House Intelligence Chairman Adam Schiff (D-Calif.): "You don't have any reason to accuse them of disloyalty to our country or suggest that they are beholden to some other country, do you?"
Maguire: "Sir, absolutely not. I believe the whistleblower followed the steps every step of the way."
Schiff: "I'm just asking about the whistleblower right now."
Maguire: "Yes, I think the whistleblower did the right thing. I think he followed the law every step of the way."

The big picture: Maguire further defended the whistleblower's actions, but did not say if he believes the allegations in the complaint are credible.

  • He instead said he respected the inspector general of the intelligence community Michael Atkinson's definition of the complaint as credible.

Context: Maguire received the complaint on Aug. 16 from Atkinson but did not forward it to Congress as required by the Intelligence Community Whistleblower Protection Act.

  • Maguire said he did not give Congress the complaint because the protection act stipulates that complaints must concern members of the intelligence community, and the president is not considered a part of the community.
  • He said he gave the complaint to the White House and the Justice Department's Office of Legal Counsel (OLC) because it concerned the president's phone calls with another foreign leader and could fall under the definition of executive privilege.
  • Maguire said the OLC ruled that the phone call did fit the definition of executive privilege, so he did not give Congress the complaint because he must comply with its ruling.
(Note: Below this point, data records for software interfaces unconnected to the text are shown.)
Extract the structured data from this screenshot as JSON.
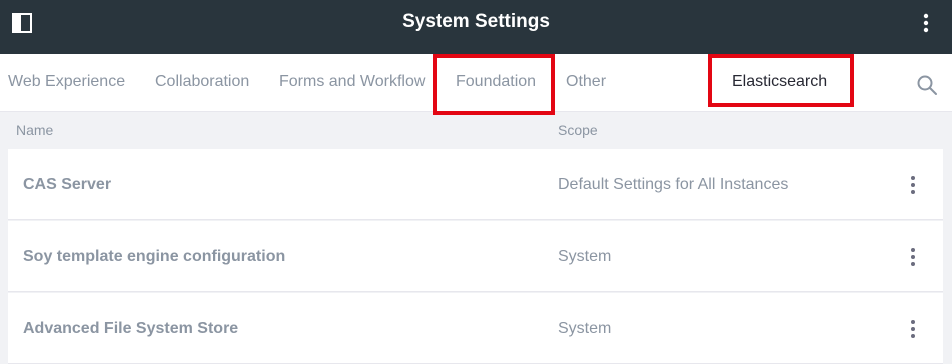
{
  "header": {
    "title": "System Settings",
    "panel_icon": "sidebar-toggle-icon",
    "menu_icon": "vertical-ellipsis-icon"
  },
  "nav": {
    "tabs": [
      {
        "label": "Web Experience"
      },
      {
        "label": "Collaboration"
      },
      {
        "label": "Forms and Workflow"
      },
      {
        "label": "Foundation"
      },
      {
        "label": "Other"
      },
      {
        "label": "Elasticsearch"
      }
    ],
    "active_tab": "Elasticsearch",
    "highlighted_tabs": [
      "Foundation",
      "Elasticsearch"
    ],
    "search_icon": "search-icon"
  },
  "table": {
    "columns": {
      "name": "Name",
      "scope": "Scope"
    },
    "rows": [
      {
        "name": "CAS Server",
        "scope": "Default Settings for All Instances"
      },
      {
        "name": "Soy template engine configuration",
        "scope": "System"
      },
      {
        "name": "Advanced File System Store",
        "scope": "System"
      }
    ]
  },
  "colors": {
    "header_bg": "#29353d",
    "highlight": "#e30613",
    "muted_text": "#8b95a2",
    "active_text": "#272833"
  }
}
Go deeper:

Go deeper

Newsrooms abandoned as pandemic drags on

Illustration: Sarah Grillo/Axios

Facing enormous financial pressure and uncertainty around reopenings, media companies are giving up on their years-long building leases for more permanent work-from-home structures. Others are letting employees work remotely for the foreseeable future.
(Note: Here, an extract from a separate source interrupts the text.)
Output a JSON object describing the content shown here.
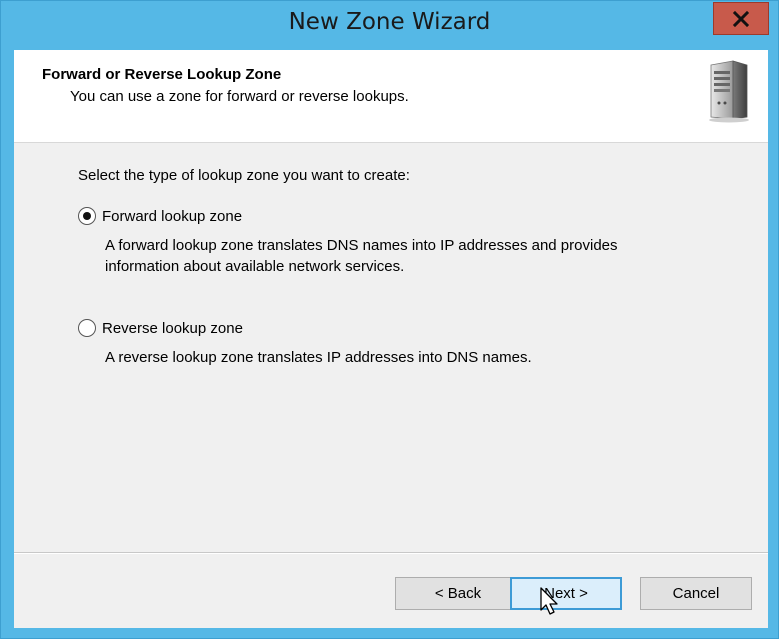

Why it matters: Real estate is often the most expensive asset that media companies own. And for companies that don't own their space, it's often the biggest expense.

2 hours ago - Technology

Dark clouds envelop feel-good Pinterest

Illustration: Eniola Odetunde/Axios

Pinterest set out to be a bright spot in cutthroat Silicon Valley, but now stands to see its reputation forever tarnished by allegations of mistreatment and a toxic culture by women who held senior roles at the company.

Why it matters: Even a company known for progressive policy decisions and successfully combatting hateful and otherwise problematic content isn't immune to the systemic problems that have plagued many tech companies.

Big Tech pushes voter initiatives to counter misinformation

Illustration: Rebecca Zisser/Axios

Tech giants are going all in on civic engagement efforts ahead of November's election to help protect themselves in case they're charged with letting their platforms be used to suppress the vote.

Why it matters: During the pandemic, there's more confusion about the voting process than ever before. Big tech firms, under scrutiny for failing to stem misinformation around voting, want to have concrete efforts they can point to so they don't get blamed for letting an election be manipulated.